This is the coldest winter I can remember, and I live in a state wear Hawaiian shirts are mandatory. I don't know how it works in other places but here in Orlando we are constantly being pulled over by the Florida Highway Patrol for shirt flower density checks. This is why we are particularly aware when temperatures dare to dip below 80.
So, what happened to global warming? Come on Nick, explain this one. After all, you are the Rational Crank. Or, as a relative said recently, maybe we should start calling you the Irrational Crank. (Yah, a regular Don Rickles, that one is)

Thursday, January 28, 2010


Are you a critical thinker? I have a simple test for you. No, it is not a riddle involving a dead guy hanging in an empty room locked from the inside. (He was standing on a block of ice) The way to test whether you are a critical thinker is even easer then that. Have you ever heard of the following terms: a straw man argument, moving the goal posts, the Barnum effect, confirmation bias, Occam’s razor, false dichotomy, or an argument from final consequence?

If you have ever said you are a critical thinker and are not familiar with at least some of these terms, then the chances are, you are just talking out of your ass. (It’s ok. I do it all the time.) But to be clear, a person who calls himself a critical thinker and is not familiar with at least some of these terms is like a guy who calls himself a Christian but has never heard of that Jesus guy.

Wednesday, January 13, 2010


When someone says to me “You cannot prove there is no God,” I agree with him whole hardy. Why do I bring this up? Partially because I’m writing drunk again, but also, because someone wrote me and said my “Lex Luthor” post was a poor argument against the existence of God.

I am sorry the piece was unclear. It was not intended to disprove God. Believe me if I were setting my sights on God I wouldn’t bring up a comic book character.

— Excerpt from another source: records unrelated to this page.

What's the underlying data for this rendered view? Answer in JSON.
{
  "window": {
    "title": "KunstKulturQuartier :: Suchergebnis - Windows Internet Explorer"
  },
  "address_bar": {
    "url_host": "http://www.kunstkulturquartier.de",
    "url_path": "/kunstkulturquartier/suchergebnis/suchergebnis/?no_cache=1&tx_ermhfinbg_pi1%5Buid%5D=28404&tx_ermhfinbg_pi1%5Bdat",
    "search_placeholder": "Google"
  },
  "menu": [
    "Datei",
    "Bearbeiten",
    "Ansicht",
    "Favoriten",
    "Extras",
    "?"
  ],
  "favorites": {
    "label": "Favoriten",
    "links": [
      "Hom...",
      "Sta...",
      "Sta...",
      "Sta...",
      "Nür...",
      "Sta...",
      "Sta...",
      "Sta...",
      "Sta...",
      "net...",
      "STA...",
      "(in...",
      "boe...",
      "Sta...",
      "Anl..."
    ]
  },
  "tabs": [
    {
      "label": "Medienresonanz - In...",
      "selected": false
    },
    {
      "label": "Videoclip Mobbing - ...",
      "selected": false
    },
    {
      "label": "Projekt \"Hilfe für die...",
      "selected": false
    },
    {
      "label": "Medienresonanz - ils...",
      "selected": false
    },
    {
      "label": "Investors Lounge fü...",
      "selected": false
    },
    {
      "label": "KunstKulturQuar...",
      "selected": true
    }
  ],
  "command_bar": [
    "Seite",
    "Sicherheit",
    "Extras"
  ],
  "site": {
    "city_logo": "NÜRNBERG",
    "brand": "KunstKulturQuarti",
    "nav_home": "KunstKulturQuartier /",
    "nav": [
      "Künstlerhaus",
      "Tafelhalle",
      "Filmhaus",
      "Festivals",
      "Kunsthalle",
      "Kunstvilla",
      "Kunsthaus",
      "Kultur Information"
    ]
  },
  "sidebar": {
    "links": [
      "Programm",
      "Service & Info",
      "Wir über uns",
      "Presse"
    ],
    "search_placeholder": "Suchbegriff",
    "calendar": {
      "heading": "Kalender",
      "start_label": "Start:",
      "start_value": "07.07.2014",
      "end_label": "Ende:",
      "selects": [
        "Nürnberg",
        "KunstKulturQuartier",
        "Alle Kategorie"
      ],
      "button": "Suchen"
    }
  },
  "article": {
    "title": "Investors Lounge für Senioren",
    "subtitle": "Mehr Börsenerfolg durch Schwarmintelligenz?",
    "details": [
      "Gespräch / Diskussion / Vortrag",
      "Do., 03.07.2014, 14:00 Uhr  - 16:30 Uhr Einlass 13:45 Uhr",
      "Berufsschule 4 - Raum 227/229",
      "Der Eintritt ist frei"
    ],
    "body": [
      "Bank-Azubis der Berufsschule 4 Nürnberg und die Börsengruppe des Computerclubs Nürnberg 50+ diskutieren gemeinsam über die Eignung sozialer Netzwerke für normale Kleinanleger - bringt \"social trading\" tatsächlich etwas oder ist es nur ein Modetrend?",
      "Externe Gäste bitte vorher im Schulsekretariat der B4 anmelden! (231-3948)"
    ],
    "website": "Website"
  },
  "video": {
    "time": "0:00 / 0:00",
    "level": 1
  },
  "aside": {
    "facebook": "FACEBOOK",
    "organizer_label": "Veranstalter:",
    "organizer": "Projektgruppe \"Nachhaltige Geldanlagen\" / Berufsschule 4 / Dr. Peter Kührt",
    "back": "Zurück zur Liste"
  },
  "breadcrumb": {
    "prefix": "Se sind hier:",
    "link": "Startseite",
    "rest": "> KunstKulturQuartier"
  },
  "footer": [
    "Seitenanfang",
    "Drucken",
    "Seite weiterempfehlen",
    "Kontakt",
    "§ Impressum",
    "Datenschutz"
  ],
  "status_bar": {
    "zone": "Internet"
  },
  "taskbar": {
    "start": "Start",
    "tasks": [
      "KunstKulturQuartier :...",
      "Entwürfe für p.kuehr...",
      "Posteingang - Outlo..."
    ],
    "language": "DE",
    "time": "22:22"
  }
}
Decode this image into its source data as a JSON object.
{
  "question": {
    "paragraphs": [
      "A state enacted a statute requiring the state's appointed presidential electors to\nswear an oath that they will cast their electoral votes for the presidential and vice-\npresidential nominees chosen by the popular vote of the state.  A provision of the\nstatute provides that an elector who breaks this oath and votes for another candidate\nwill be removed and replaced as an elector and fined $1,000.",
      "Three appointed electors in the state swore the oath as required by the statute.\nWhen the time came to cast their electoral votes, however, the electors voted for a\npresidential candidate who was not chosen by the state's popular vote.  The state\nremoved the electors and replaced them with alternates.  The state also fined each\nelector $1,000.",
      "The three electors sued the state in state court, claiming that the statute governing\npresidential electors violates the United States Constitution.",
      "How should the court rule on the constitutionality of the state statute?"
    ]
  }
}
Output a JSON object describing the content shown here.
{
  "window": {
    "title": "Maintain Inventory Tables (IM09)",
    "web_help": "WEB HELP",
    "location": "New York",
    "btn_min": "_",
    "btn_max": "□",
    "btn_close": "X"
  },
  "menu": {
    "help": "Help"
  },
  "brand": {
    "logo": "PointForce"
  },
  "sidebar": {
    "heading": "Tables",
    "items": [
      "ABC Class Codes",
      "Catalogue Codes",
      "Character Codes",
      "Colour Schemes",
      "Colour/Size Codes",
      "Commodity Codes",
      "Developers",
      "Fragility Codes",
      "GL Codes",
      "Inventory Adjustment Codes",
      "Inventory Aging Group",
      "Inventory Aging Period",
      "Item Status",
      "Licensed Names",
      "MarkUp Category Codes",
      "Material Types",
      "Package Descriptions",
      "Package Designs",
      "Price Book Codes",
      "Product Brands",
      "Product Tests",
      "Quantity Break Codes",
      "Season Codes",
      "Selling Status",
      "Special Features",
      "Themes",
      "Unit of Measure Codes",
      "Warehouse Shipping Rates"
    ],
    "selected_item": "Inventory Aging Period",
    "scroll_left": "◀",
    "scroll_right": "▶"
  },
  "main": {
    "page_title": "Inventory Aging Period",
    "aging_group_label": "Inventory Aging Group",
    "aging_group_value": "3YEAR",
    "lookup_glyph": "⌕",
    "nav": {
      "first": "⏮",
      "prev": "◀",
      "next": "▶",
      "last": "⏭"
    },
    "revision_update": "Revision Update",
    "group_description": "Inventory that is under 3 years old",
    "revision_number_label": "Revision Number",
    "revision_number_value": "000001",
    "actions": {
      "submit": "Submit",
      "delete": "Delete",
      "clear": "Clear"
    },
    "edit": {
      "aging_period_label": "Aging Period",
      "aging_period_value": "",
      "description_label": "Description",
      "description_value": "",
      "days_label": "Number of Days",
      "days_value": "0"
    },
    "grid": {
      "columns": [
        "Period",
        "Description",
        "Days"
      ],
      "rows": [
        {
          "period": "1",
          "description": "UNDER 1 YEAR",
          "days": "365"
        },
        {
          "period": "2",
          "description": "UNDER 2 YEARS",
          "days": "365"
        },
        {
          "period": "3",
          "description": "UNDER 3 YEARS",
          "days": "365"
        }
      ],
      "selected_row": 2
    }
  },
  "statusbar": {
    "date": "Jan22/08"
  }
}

I might mention drowning children in tsunamis, but hey, I’m silly that way.

As brilliant as I imagine I am (usually directly correlated to how much wine I’ve consumed), I still would not be able to prove there is no God - because I cannot prove a negative. I cannot prove there are no blue polar bears, either.

In order to prove there are no blue polar bears, I would have to track down every polar bear in the world and hold a color chip up against his fur. Not only would this be logistically imposable (and dangerous), it still would not prove there were no blue polar bears. There would always be some schmuck who could say, I might have missed a bear, and he would be right.

Saturday, January 2, 2010